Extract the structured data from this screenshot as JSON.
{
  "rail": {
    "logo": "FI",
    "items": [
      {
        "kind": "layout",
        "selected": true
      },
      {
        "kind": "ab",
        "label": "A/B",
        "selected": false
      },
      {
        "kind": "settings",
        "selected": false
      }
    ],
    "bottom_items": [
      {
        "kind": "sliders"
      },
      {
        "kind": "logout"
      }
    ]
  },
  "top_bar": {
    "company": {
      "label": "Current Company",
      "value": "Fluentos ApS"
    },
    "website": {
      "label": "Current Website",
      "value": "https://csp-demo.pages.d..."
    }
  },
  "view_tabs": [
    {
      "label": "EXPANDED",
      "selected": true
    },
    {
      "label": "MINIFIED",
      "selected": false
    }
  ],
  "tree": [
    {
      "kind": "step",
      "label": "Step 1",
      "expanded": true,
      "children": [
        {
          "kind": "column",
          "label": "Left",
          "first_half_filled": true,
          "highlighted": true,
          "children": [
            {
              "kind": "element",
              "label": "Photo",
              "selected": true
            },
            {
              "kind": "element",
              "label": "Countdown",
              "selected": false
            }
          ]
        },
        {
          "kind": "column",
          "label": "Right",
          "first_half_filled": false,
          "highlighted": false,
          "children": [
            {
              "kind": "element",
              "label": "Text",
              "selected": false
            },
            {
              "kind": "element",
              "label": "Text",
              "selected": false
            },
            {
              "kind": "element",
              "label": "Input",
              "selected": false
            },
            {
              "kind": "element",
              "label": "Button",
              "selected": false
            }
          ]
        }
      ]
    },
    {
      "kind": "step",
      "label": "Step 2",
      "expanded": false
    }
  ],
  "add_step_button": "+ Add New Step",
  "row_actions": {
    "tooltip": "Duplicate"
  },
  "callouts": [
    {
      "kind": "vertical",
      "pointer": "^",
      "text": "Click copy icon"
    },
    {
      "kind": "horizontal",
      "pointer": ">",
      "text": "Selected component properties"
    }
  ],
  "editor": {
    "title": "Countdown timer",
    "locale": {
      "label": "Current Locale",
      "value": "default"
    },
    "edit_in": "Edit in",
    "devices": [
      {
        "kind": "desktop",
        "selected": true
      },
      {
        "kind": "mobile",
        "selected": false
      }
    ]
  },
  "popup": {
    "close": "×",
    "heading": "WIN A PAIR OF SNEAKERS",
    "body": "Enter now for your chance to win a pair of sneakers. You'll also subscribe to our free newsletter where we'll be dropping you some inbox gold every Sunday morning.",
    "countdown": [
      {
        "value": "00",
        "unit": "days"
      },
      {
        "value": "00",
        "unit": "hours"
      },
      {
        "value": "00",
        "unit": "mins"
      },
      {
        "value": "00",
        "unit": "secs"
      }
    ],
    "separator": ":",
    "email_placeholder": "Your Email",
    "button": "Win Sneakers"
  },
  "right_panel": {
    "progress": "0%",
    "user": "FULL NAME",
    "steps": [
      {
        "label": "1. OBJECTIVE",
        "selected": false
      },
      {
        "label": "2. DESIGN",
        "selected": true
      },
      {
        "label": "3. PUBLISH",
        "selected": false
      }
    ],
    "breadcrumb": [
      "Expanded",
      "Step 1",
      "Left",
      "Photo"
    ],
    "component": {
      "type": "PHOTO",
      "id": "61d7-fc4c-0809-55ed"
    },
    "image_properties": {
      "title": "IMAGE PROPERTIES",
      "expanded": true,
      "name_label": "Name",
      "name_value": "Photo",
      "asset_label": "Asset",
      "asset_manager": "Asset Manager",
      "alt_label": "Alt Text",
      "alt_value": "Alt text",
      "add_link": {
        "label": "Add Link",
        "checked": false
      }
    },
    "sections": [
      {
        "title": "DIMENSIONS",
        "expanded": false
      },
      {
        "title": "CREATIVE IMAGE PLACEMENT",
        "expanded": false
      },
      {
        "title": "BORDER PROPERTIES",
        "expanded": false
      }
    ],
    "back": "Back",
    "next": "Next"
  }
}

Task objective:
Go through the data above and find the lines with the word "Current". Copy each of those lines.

Exercise solution:
      "label": "Current Company",
      "label": "Current Website",
      "label": "Current Locale",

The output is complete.